## What the task asks
Among the lines below, tally those holding the string "header" and give the total only.

## Task material
━━━━

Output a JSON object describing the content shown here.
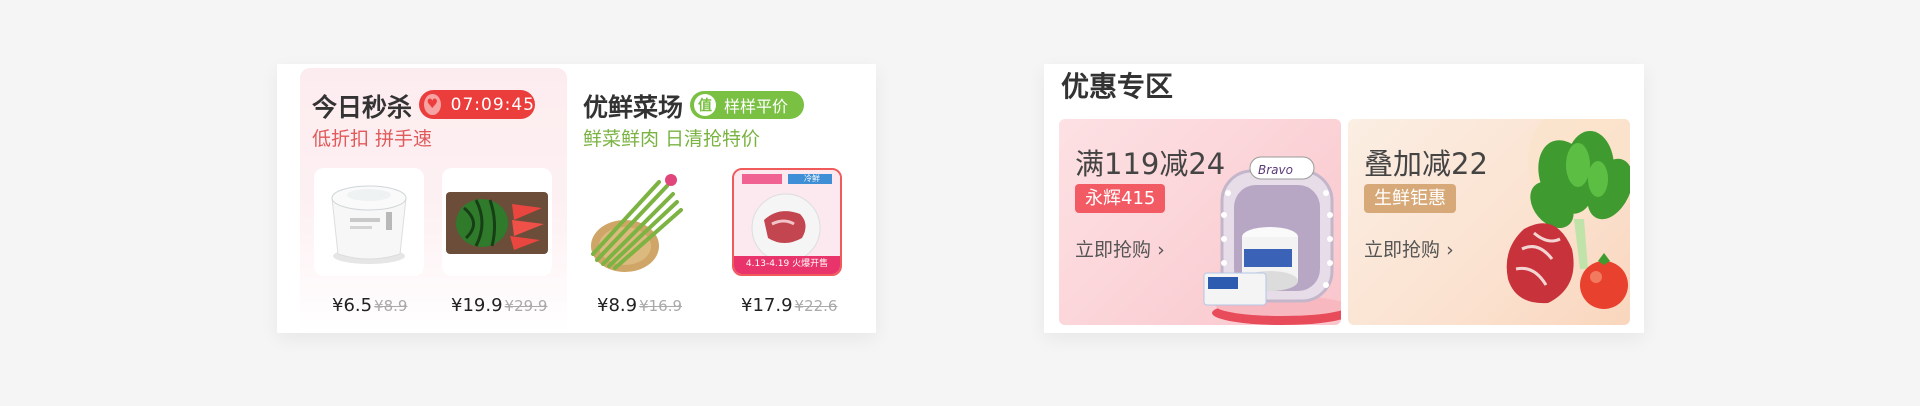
{
  "flash_sale": {
    "title": "今日秒杀",
    "countdown": "07:09:45",
    "subtitle": "低折扣 拼手速",
    "accent": "#ec3d3d"
  },
  "fresh_market": {
    "title": "优鲜菜场",
    "badge_icon_text": "值",
    "badge_label": "样样平价",
    "subtitle": "鲜菜鲜肉 日清抢特价",
    "accent": "#7ac143"
  },
  "products": [
    {
      "name": "yogurt-tub",
      "price": "¥6.5",
      "original_price": "¥8.9"
    },
    {
      "name": "watermelon",
      "price": "¥19.9",
      "original_price": "¥29.9"
    },
    {
      "name": "asparagus",
      "price": "¥8.9",
      "original_price": "¥16.9"
    },
    {
      "name": "steak",
      "price": "¥17.9",
      "original_price": "¥22.6",
      "label": "4.13-4.19 火爆开售",
      "top_tag": "冷鲜"
    }
  ],
  "deals": {
    "title": "优惠专区",
    "cards": [
      {
        "title": "满119减24",
        "tag": "永辉415",
        "tag_color": "#f25b64",
        "cta": "立即抢购",
        "brand": "Bravo"
      },
      {
        "title": "叠加减22",
        "tag": "生鲜钜惠",
        "tag_color": "#d8a978",
        "cta": "立即抢购"
      }
    ]
  }
}
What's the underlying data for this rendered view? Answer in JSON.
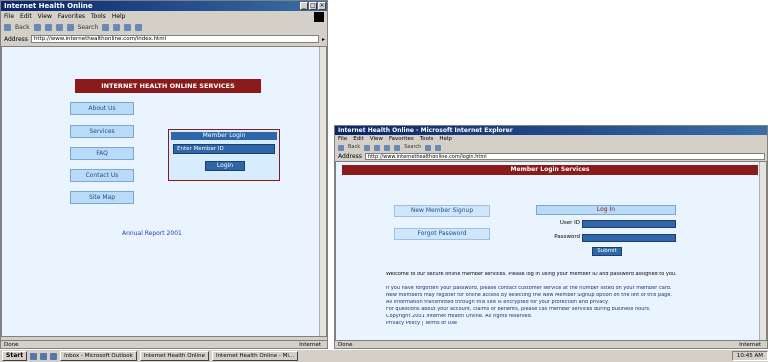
{
  "left_window": {
    "title": "Internet Health Online",
    "menu": [
      "File",
      "Edit",
      "View",
      "Favorites",
      "Tools",
      "Help"
    ],
    "toolbar_labels": [
      "Back",
      "Forward",
      "Stop",
      "Refresh",
      "Home",
      "Search",
      "Favorites",
      "History",
      "Mail",
      "Print"
    ],
    "address_label": "Address",
    "address_value": "http://www.internethealthonline.com/index.html",
    "header": "INTERNET HEALTH ONLINE SERVICES",
    "nav": [
      "About Us",
      "Services",
      "FAQ",
      "Contact Us",
      "Site Map"
    ],
    "login": {
      "title": "Member Login",
      "field": "Enter Member ID",
      "button": "Login"
    },
    "footer_link": "Annual Report 2001",
    "status": "Done",
    "status_zone": "Internet"
  },
  "right_window": {
    "title": "Internet Health Online - Microsoft Internet Explorer",
    "menu": [
      "File",
      "Edit",
      "View",
      "Favorites",
      "Tools",
      "Help"
    ],
    "toolbar_labels": [
      "Back",
      "Forward",
      "Stop",
      "Refresh",
      "Home",
      "Search",
      "Favorites",
      "History",
      "Mail",
      "Print"
    ],
    "address_label": "Address",
    "address_value": "http://www.internethealthonline.com/login.html",
    "header": "Member Login Services",
    "nav": [
      "New Member Signup",
      "Forgot Password"
    ],
    "login": {
      "title": "Log In",
      "user_label": "User ID",
      "pass_label": "Password",
      "button": "Submit"
    },
    "body_lines": [
      "Welcome to our secure online member services. Please log in using your member ID and password assigned to you.",
      "",
      "If you have forgotten your password, please contact customer service at the number listed on your member card.",
      "New members may register for online access by selecting the New Member Signup option on the left of this page.",
      "All information transmitted through this site is encrypted for your protection and privacy.",
      "For questions about your account, claims or benefits, please call member services during business hours.",
      "Copyright 2001 Internet Health Online. All rights reserved.",
      "Privacy Policy | Terms of Use"
    ],
    "status": "Done",
    "status_zone": "Internet"
  },
  "taskbar": {
    "start": "Start",
    "items": [
      "Inbox - Microsoft Outlook",
      "Internet Health Online",
      "Internet Health Online - Mi..."
    ],
    "clock": "10:45 AM"
  }
}
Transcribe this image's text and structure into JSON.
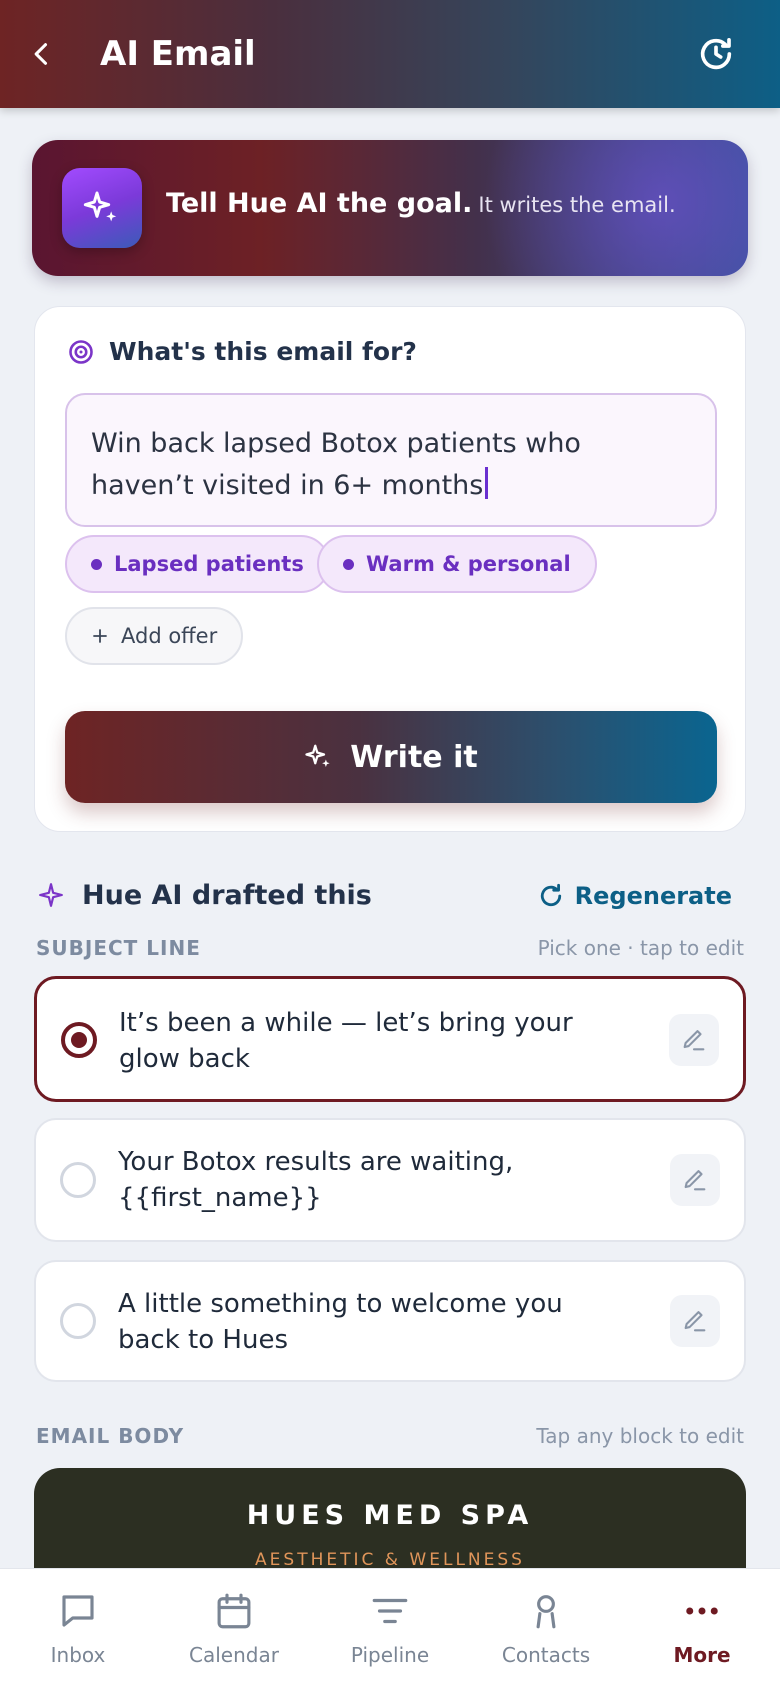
{
  "header": {
    "title": "AI Email"
  },
  "banner": {
    "strong": "Tell Hue AI the goal.",
    "light": "It writes the email."
  },
  "goal": {
    "label": "What's this email for?",
    "input_value": "Win back lapsed Botox patients who haven’t visited in 6+ months",
    "chips": [
      "Lapsed patients",
      "Warm & personal"
    ],
    "add_chip": "Add offer",
    "write_button": "Write it"
  },
  "draft": {
    "title": "Hue AI drafted this",
    "regenerate": "Regenerate",
    "subject_label": "SUBJECT LINE",
    "subject_hint": "Pick one · tap to edit",
    "subjects": [
      "It’s been a while — let’s bring your glow back",
      "Your Botox results are waiting, {{first_name}}",
      "A little something to welcome you back to Hues"
    ],
    "selected_index": 0,
    "body_label": "EMAIL BODY",
    "body_hint": "Tap any block to edit",
    "brand_name": "HUES MED SPA",
    "brand_tagline": "AESTHETIC & WELLNESS"
  },
  "nav": {
    "items": [
      "Inbox",
      "Calendar",
      "Pipeline",
      "Contacts",
      "More"
    ],
    "active": "More"
  },
  "colors": {
    "accent_maroon": "#6e1a22",
    "accent_teal": "#0c5f86",
    "accent_purple": "#6a2fc0"
  },
  "icons": {
    "back": "chevron-left-icon",
    "history": "history-icon",
    "sparkle": "sparkle-icon",
    "target": "target-icon",
    "regenerate": "refresh-icon",
    "edit": "pencil-icon"
  }
}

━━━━

## The answer
3